▸ **Excerpts from a dataset**:
========================

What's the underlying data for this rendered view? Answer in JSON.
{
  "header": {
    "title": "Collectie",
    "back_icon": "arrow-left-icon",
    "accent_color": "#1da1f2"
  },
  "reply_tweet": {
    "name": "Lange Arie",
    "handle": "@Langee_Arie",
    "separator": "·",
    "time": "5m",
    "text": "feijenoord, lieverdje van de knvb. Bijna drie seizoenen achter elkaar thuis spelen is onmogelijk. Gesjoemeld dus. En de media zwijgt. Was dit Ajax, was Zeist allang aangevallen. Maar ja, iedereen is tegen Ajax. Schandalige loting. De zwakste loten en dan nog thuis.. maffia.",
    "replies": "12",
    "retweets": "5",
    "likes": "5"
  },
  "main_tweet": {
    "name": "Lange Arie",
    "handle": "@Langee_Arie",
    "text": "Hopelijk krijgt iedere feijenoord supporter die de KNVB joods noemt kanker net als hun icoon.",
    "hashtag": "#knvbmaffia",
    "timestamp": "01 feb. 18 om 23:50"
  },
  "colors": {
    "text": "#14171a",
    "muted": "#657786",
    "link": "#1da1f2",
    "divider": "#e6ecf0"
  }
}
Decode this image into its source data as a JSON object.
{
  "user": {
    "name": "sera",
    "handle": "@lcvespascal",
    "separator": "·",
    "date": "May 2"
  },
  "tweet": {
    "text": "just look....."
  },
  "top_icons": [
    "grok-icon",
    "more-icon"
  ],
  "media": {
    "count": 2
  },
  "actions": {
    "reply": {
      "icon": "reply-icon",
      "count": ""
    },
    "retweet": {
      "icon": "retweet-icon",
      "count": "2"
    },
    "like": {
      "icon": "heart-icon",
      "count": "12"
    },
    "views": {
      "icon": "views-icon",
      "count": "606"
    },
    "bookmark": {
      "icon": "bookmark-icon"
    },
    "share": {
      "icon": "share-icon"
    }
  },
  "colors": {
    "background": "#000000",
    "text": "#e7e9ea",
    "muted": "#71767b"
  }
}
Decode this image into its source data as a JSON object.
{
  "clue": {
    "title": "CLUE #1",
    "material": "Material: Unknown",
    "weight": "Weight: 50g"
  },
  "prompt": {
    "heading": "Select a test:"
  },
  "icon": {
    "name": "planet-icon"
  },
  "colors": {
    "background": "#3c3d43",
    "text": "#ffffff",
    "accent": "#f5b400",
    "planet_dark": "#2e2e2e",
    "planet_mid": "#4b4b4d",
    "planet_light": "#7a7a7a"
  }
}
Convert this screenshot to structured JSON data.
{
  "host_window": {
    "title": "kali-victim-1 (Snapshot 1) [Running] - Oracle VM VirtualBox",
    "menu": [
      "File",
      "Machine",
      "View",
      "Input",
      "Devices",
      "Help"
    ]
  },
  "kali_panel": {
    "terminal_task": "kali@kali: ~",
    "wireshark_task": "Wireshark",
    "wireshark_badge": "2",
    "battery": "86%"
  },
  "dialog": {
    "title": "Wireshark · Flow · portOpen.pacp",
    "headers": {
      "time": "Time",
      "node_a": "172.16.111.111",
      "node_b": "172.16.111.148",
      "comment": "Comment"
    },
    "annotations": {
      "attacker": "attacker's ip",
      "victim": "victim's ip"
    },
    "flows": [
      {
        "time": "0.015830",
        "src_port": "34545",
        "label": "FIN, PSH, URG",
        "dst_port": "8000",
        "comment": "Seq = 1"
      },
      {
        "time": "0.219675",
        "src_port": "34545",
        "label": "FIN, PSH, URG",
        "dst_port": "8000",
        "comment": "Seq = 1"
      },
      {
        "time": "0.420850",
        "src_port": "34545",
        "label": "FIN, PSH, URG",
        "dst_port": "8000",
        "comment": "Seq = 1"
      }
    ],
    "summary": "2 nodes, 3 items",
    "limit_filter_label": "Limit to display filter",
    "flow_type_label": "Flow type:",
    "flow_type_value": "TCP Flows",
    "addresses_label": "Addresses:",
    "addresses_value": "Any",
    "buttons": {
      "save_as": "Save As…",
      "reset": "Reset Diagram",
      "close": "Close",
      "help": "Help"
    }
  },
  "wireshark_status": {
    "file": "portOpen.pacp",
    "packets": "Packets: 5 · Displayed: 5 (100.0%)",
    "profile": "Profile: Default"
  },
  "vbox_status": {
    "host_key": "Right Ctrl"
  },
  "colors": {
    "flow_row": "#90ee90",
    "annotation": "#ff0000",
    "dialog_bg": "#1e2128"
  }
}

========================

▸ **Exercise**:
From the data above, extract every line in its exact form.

▸ **Answer for the task**:
What's the underlying data for this rendered view? Answer in JSON.
{
  "header": {
    "title": "Collectie",
    "back_icon": "arrow-left-icon",
    "accent_color": "#1da1f2"
  },
  "reply_tweet": {
    "name": "Lange Arie",
    "handle": "@Langee_Arie",
    "separator": "·",
    "time": "5m",
    "text": "feijenoord, lieverdje van de knvb. Bijna drie seizoenen achter elkaar thuis spelen is onmogelijk. Gesjoemeld dus. En de media zwijgt. Was dit Ajax, was Zeist allang aangevallen. Maar ja, iedereen is tegen Ajax. Schandalige loting. De zwakste loten en dan nog thuis.. maffia.",
    "replies": "12",
    "retweets": "5",
    "likes": "5"
  },
  "main_tweet": {
    "name": "Lange Arie",
    "handle": "@Langee_Arie",
    "text": "Hopelijk krijgt iedere feijenoord supporter die de KNVB joods noemt kanker net als hun icoon.",
    "hashtag": "#knvbmaffia",
    "timestamp": "01 feb. 18 om 23:50"
  },
  "colors": {
    "text": "#14171a",
    "muted": "#657786",
    "link": "#1da1f2",
    "divider": "#e6ecf0"
  }
}
Decode this image into its source data as a JSON object.
{
  "user": {
    "name": "sera",
    "handle": "@lcvespascal",
    "separator": "·",
    "date": "May 2"
  },
  "tweet": {
    "text": "just look....."
  },
  "top_icons": [
    "grok-icon",
    "more-icon"
  ],
  "media": {
    "count": 2
  },
  "actions": {
    "reply": {
      "icon": "reply-icon",
      "count": ""
    },
    "retweet": {
      "icon": "retweet-icon",
      "count": "2"
    },
    "like": {
      "icon": "heart-icon",
      "count": "12"
    },
    "views": {
      "icon": "views-icon",
      "count": "606"
    },
    "bookmark": {
      "icon": "bookmark-icon"
    },
    "share": {
      "icon": "share-icon"
    }
  },
  "colors": {
    "background": "#000000",
    "text": "#e7e9ea",
    "muted": "#71767b"
  }
}
Decode this image into its source data as a JSON object.
{
  "clue": {
    "title": "CLUE #1",
    "material": "Material: Unknown",
    "weight": "Weight: 50g"
  },
  "prompt": {
    "heading": "Select a test:"
  },
  "icon": {
    "name": "planet-icon"
  },
  "colors": {
    "background": "#3c3d43",
    "text": "#ffffff",
    "accent": "#f5b400",
    "planet_dark": "#2e2e2e",
    "planet_mid": "#4b4b4d",
    "planet_light": "#7a7a7a"
  }
}
Convert this screenshot to structured JSON data.
{
  "host_window": {
    "title": "kali-victim-1 (Snapshot 1) [Running] - Oracle VM VirtualBox",
    "menu": [
      "File",
      "Machine",
      "View",
      "Input",
      "Devices",
      "Help"
    ]
  },
  "kali_panel": {
    "terminal_task": "kali@kali: ~",
    "wireshark_task": "Wireshark",
    "wireshark_badge": "2",
    "battery": "86%"
  },
  "dialog": {
    "title": "Wireshark · Flow · portOpen.pacp",
    "headers": {
      "time": "Time",
      "node_a": "172.16.111.111",
      "node_b": "172.16.111.148",
      "comment": "Comment"
    },
    "annotations": {
      "attacker": "attacker's ip",
      "victim": "victim's ip"
    },
    "flows": [
      {
        "time": "0.015830",
        "src_port": "34545",
        "label": "FIN, PSH, URG",
        "dst_port": "8000",
        "comment": "Seq = 1"
      },
      {
        "time": "0.219675",
        "src_port": "34545",
        "label": "FIN, PSH, URG",
        "dst_port": "8000",
        "comment": "Seq = 1"
      },
      {
        "time": "0.420850",
        "src_port": "34545",
        "label": "FIN, PSH, URG",
        "dst_port": "8000",
        "comment": "Seq = 1"
      }
    ],
    "summary": "2 nodes, 3 items",
    "limit_filter_label": "Limit to display filter",
    "flow_type_label": "Flow type:",
    "flow_type_value": "TCP Flows",
    "addresses_label": "Addresses:",
    "addresses_value": "Any",
    "buttons": {
      "save_as": "Save As…",
      "reset": "Reset Diagram",
      "close": "Close",
      "help": "Help"
    }
  },
  "wireshark_status": {
    "file": "portOpen.pacp",
    "packets": "Packets: 5 · Displayed: 5 (100.0%)",
    "profile": "Profile: Default"
  },
  "vbox_status": {
    "host_key": "Right Ctrl"
  },
  "colors": {
    "flow_row": "#90ee90",
    "annotation": "#ff0000",
    "dialog_bg": "#1e2128"
  }
}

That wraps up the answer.